**What you will do**: All lines from the one with "Give me the" through the final line below are to be reproduced exactly; omit the others.

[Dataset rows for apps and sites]
· · · ·

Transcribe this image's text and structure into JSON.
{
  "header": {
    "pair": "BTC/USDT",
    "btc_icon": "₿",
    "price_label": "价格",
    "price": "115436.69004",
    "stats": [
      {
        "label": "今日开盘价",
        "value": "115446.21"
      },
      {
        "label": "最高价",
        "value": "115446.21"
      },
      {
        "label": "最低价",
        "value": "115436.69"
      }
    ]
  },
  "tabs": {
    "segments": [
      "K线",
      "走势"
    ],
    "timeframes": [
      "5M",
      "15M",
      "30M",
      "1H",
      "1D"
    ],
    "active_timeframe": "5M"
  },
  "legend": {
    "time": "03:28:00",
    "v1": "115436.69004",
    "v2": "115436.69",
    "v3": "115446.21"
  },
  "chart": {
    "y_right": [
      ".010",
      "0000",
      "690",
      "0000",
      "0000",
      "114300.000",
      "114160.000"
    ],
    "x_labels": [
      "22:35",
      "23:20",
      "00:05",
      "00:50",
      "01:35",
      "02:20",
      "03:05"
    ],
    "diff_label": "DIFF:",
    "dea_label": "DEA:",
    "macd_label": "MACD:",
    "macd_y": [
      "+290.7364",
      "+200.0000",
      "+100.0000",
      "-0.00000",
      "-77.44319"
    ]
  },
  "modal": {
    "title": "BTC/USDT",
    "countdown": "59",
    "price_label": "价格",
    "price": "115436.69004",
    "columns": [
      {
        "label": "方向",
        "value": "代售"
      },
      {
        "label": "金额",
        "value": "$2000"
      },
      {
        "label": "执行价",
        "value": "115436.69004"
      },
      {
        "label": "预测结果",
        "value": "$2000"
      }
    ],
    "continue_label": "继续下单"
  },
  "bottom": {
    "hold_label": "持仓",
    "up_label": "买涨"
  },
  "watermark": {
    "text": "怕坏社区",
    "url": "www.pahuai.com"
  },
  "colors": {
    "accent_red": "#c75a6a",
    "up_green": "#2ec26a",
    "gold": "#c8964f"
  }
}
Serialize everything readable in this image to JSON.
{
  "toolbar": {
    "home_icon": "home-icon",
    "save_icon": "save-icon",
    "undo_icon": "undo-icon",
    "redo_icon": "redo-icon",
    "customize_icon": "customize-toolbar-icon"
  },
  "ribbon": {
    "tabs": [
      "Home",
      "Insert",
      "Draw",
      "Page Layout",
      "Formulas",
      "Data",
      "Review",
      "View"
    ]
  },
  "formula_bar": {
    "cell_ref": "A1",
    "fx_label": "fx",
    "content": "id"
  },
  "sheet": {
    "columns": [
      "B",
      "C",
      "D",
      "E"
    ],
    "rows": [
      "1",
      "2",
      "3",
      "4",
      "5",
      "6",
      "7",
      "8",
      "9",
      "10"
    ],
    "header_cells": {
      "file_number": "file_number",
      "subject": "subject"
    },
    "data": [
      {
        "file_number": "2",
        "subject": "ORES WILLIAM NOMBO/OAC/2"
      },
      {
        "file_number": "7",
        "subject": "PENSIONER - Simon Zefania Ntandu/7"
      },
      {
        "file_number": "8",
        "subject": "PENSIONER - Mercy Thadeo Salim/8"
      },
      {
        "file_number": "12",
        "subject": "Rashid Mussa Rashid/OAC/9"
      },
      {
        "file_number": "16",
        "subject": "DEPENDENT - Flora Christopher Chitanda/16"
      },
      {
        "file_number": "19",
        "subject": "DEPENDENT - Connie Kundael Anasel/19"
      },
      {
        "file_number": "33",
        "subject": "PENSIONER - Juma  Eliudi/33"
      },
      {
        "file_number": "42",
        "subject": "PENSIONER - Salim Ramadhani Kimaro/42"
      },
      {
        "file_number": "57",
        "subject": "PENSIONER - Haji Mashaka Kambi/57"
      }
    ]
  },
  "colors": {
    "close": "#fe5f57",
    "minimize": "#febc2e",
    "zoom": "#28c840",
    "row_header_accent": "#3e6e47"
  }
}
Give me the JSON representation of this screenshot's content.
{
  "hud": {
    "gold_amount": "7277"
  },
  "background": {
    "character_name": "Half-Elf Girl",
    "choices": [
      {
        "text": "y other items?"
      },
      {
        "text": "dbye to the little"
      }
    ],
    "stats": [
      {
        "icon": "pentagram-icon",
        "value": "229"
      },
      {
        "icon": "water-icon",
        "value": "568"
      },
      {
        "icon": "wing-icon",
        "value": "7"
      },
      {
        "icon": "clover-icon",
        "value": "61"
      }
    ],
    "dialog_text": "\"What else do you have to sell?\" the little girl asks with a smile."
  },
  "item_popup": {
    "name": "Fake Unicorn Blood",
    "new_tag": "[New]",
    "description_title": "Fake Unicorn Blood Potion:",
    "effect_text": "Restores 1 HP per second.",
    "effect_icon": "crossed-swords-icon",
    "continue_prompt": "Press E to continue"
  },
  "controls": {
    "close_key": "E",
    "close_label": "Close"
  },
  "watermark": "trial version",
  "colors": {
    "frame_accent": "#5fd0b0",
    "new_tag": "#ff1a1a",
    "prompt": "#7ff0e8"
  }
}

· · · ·

**The completed task**:
Give me the JSON representation of this screenshot's content.
{
  "hud": {
    "gold_amount": "7277"
  },
  "background": {
    "character_name": "Half-Elf Girl",
    "choices": [
      {
        "text": "y other items?"
      },
      {
        "text": "dbye to the little"
      }
    ],
    "stats": [
      {
        "icon": "pentagram-icon",
        "value": "229"
      },
      {
        "icon": "water-icon",
        "value": "568"
      },
      {
        "icon": "wing-icon",
        "value": "7"
      },
      {
        "icon": "clover-icon",
        "value": "61"
      }
    ],
    "dialog_text": "\"What else do you have to sell?\" the little girl asks with a smile."
  },
  "item_popup": {
    "name": "Fake Unicorn Blood",
    "new_tag": "[New]",
    "description_title": "Fake Unicorn Blood Potion:",
    "effect_text": "Restores 1 HP per second.",
    "effect_icon": "crossed-swords-icon",
    "continue_prompt": "Press E to continue"
  },
  "controls": {
    "close_key": "E",
    "close_label": "Close"
  },
  "watermark": "trial version",
  "colors": {
    "frame_accent": "#5fd0b0",
    "new_tag": "#ff1a1a",
    "prompt": "#7ff0e8"
  }
}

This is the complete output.